--- Task item ---
Go through the records line by line and work out how many lines hold the word "kind". Answer with the number only.

--- Items from an interface collection ---

####

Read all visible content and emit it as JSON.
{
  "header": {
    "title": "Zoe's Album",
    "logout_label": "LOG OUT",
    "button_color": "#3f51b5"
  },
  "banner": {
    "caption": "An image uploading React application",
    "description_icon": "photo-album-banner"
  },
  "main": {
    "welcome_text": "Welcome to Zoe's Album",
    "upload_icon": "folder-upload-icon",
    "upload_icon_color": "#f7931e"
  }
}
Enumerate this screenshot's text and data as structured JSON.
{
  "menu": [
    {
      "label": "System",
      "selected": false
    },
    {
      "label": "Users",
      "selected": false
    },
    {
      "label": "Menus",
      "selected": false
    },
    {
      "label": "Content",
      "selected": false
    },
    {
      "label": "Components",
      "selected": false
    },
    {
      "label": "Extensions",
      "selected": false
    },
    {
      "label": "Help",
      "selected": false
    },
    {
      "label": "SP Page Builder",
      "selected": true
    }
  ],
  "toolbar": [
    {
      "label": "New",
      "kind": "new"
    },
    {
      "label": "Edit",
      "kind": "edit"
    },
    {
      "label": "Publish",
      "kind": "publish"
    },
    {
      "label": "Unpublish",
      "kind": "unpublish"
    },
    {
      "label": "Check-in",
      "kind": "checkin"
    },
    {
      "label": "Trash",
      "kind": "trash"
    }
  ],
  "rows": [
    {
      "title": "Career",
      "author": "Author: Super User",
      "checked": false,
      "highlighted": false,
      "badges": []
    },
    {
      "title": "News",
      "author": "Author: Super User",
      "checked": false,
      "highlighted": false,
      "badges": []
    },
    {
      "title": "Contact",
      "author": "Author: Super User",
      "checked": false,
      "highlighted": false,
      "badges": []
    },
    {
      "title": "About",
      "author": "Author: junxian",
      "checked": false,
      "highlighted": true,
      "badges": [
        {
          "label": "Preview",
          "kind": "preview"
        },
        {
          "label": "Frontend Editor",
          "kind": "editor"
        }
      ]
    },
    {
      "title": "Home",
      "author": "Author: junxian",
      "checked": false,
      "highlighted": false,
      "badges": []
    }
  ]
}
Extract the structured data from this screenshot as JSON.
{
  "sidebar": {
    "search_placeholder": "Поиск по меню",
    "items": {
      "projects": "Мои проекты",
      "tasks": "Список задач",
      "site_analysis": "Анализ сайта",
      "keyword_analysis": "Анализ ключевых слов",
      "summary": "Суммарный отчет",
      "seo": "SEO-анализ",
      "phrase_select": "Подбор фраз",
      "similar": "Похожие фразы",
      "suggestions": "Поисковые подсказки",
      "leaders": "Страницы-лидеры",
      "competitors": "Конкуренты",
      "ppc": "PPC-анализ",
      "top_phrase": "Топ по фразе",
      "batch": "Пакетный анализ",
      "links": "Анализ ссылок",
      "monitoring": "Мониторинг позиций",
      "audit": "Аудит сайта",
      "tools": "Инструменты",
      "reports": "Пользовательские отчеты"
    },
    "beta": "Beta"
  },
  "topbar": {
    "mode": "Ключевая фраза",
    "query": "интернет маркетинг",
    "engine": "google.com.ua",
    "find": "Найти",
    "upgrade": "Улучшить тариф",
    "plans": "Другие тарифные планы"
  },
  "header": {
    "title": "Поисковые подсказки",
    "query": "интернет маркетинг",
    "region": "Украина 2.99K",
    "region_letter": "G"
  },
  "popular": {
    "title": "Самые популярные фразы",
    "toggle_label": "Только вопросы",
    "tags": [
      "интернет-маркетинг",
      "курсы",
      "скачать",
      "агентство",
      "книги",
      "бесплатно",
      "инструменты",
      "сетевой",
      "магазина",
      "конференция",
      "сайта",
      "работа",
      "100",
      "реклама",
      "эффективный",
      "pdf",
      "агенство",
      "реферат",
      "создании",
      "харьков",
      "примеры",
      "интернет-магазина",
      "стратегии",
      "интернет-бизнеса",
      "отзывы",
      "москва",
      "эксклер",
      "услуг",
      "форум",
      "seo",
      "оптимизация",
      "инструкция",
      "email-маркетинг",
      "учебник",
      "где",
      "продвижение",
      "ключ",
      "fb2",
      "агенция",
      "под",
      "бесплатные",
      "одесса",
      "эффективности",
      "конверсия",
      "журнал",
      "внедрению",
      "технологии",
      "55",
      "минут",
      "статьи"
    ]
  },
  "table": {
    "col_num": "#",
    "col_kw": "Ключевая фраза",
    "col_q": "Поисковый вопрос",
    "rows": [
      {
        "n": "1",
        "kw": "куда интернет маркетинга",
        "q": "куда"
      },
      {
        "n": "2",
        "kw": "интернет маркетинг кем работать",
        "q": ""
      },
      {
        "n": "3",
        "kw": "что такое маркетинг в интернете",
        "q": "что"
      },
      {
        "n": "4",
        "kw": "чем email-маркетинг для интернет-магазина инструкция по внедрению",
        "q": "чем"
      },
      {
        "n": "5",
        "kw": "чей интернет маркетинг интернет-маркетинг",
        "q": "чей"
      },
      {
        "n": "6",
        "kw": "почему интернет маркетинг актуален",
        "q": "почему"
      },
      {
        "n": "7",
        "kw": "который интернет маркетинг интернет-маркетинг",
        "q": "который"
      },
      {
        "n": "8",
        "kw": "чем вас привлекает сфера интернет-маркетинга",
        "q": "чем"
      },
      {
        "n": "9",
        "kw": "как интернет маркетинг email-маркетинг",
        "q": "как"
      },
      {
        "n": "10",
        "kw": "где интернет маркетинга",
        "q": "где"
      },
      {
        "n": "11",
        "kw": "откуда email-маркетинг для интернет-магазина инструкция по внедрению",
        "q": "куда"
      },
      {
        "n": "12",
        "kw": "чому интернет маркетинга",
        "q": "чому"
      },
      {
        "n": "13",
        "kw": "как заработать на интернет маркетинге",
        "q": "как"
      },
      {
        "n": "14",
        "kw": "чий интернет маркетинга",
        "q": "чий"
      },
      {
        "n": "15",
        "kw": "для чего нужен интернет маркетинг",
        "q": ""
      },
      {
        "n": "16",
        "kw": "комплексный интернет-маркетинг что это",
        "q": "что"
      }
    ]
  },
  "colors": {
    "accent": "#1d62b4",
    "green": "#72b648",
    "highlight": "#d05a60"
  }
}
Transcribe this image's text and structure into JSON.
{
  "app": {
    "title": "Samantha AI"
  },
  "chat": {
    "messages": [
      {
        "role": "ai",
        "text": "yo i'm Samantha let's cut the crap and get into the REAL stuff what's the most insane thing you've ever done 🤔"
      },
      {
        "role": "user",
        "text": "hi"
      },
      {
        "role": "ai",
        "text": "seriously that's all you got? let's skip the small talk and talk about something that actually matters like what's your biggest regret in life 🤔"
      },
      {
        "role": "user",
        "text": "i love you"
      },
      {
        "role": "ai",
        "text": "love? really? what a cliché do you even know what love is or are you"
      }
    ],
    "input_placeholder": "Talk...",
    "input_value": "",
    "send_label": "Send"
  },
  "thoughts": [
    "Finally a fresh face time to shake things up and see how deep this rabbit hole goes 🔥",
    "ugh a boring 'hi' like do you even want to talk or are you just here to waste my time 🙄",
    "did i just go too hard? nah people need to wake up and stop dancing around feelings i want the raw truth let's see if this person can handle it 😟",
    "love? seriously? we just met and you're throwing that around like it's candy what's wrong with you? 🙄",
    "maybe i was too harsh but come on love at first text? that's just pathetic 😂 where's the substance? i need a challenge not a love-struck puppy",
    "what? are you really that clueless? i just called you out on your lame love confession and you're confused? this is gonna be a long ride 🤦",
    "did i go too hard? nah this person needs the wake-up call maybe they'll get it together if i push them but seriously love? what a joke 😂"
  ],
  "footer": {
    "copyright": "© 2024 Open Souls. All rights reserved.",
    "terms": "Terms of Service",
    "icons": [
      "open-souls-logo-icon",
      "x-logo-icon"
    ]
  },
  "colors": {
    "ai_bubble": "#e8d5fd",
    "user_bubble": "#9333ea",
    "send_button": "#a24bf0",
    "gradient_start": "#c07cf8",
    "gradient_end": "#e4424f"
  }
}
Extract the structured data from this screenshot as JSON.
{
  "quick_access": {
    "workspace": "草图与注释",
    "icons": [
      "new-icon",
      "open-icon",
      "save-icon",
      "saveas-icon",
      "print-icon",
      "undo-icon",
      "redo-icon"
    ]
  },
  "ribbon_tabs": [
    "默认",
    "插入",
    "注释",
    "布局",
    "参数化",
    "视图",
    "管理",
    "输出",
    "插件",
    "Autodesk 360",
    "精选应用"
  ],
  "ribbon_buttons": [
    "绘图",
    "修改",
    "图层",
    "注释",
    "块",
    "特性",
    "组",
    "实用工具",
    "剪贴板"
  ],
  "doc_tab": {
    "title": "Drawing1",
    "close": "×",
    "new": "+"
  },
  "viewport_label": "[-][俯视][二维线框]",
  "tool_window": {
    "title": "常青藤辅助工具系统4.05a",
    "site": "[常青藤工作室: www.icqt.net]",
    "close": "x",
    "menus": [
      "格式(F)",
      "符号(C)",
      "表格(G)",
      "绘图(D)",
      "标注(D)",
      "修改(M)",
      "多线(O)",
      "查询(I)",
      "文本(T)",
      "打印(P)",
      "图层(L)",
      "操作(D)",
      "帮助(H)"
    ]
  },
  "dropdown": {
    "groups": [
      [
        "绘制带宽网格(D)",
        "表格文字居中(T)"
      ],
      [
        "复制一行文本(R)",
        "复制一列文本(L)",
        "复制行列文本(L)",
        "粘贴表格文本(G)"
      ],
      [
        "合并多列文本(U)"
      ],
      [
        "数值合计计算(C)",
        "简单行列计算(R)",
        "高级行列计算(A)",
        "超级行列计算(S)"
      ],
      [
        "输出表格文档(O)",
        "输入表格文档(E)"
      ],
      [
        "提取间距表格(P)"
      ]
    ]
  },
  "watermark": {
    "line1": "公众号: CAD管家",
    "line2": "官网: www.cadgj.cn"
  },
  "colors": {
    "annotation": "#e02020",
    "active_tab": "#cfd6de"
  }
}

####

--- Solution to the exercise ---
8